_DIRECTIONS FOR THIS TASK_
The result should be every line of the listing that contains "segments".

------------------------------------------------

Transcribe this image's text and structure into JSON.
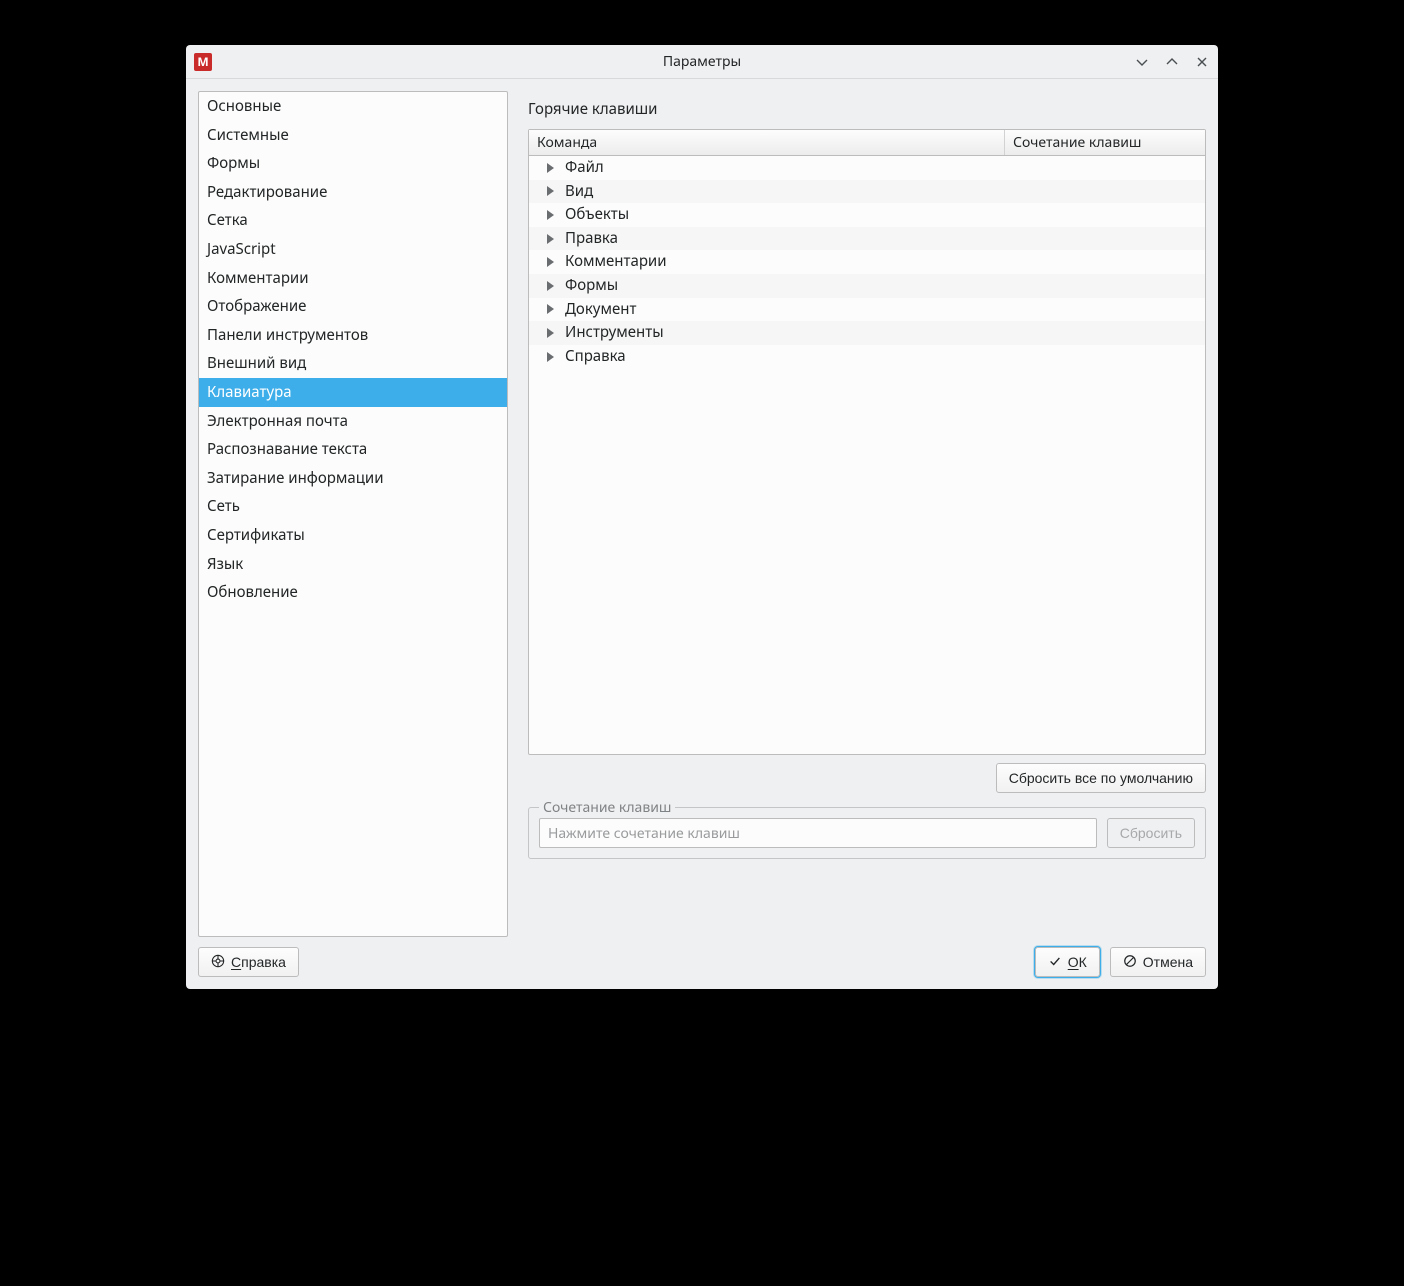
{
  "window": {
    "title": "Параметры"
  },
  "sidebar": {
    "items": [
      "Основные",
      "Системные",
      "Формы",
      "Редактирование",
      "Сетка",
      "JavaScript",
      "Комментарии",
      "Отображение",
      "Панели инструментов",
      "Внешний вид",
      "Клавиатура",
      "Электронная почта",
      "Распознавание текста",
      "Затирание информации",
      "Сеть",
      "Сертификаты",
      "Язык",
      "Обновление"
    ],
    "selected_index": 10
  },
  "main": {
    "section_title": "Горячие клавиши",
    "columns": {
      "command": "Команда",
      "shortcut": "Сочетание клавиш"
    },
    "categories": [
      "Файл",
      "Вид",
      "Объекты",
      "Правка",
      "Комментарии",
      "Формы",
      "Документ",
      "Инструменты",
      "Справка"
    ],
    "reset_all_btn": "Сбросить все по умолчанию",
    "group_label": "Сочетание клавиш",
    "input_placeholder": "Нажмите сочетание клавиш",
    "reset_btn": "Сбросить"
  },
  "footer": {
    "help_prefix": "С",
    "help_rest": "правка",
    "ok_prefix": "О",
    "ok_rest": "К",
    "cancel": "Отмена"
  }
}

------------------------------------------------

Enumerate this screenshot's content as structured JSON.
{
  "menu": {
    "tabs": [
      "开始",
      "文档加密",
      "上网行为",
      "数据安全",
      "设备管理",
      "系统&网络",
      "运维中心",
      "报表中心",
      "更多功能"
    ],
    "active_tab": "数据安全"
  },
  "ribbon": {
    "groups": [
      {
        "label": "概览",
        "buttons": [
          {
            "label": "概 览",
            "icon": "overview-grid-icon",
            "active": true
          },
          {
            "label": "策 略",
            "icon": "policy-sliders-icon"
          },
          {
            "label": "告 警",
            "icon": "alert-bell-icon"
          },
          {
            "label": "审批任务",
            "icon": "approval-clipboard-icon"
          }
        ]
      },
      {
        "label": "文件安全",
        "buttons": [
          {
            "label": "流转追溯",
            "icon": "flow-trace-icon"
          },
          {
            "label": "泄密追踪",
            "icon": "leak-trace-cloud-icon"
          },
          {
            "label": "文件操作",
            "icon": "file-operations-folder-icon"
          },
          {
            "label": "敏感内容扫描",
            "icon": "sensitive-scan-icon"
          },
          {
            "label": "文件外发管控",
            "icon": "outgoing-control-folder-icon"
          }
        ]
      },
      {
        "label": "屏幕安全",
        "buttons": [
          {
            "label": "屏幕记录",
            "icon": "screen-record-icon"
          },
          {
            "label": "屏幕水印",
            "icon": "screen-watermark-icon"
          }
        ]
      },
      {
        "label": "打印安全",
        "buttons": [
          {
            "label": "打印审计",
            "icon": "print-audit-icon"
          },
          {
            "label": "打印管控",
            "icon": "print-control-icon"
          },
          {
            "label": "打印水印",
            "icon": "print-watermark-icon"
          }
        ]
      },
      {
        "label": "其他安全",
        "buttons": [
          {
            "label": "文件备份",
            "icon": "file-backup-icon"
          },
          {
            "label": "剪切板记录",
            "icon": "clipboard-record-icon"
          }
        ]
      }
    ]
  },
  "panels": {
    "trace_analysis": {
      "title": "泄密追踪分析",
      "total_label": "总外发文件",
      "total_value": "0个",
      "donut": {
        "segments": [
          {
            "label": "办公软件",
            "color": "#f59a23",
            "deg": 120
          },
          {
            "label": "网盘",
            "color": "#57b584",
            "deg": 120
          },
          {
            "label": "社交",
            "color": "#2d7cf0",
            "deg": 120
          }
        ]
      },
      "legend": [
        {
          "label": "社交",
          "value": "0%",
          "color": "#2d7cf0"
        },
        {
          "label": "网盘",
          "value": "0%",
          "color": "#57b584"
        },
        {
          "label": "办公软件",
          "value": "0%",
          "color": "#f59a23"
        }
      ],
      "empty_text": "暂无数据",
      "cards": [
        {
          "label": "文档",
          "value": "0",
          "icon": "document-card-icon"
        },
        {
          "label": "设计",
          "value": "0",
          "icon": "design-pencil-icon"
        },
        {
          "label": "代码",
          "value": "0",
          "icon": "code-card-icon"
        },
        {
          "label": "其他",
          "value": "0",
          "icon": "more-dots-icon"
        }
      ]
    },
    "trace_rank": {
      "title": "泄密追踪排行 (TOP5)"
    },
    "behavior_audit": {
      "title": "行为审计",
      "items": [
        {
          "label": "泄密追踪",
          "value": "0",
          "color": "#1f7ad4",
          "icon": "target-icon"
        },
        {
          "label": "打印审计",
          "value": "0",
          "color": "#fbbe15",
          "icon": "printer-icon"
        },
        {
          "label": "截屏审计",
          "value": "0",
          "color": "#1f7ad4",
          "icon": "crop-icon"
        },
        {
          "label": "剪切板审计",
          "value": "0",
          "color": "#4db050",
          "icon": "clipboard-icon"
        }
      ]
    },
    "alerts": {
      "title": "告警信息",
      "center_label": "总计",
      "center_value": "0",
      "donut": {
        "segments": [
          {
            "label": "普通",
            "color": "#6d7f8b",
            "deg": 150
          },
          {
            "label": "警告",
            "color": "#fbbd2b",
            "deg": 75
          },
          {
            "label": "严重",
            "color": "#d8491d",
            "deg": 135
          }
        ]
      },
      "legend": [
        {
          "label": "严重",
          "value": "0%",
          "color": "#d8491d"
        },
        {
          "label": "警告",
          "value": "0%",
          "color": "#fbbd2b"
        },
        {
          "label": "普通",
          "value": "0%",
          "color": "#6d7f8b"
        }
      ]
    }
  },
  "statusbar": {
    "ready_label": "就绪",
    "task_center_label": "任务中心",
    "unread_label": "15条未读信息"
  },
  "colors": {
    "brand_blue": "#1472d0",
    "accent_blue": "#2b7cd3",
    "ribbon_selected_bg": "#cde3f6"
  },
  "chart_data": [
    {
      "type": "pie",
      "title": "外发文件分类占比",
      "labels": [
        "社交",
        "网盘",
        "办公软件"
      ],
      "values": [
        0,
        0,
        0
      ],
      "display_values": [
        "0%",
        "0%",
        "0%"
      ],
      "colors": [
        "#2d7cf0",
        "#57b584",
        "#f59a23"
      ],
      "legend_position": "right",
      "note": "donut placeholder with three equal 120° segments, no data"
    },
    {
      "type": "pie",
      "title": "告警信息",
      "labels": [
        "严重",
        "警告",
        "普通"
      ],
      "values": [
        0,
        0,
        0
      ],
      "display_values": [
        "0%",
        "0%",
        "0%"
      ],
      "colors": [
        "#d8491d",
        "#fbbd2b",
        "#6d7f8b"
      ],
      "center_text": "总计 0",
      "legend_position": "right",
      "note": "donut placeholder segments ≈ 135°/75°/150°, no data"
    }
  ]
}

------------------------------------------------

_RESULT FOR THIS TASK_
        "segments": [
        "segments": [
      "note": "donut placeholder with three equal 120° segments, no data"
      "note": "donut placeholder segments ≈ 135°/75°/150°, no data"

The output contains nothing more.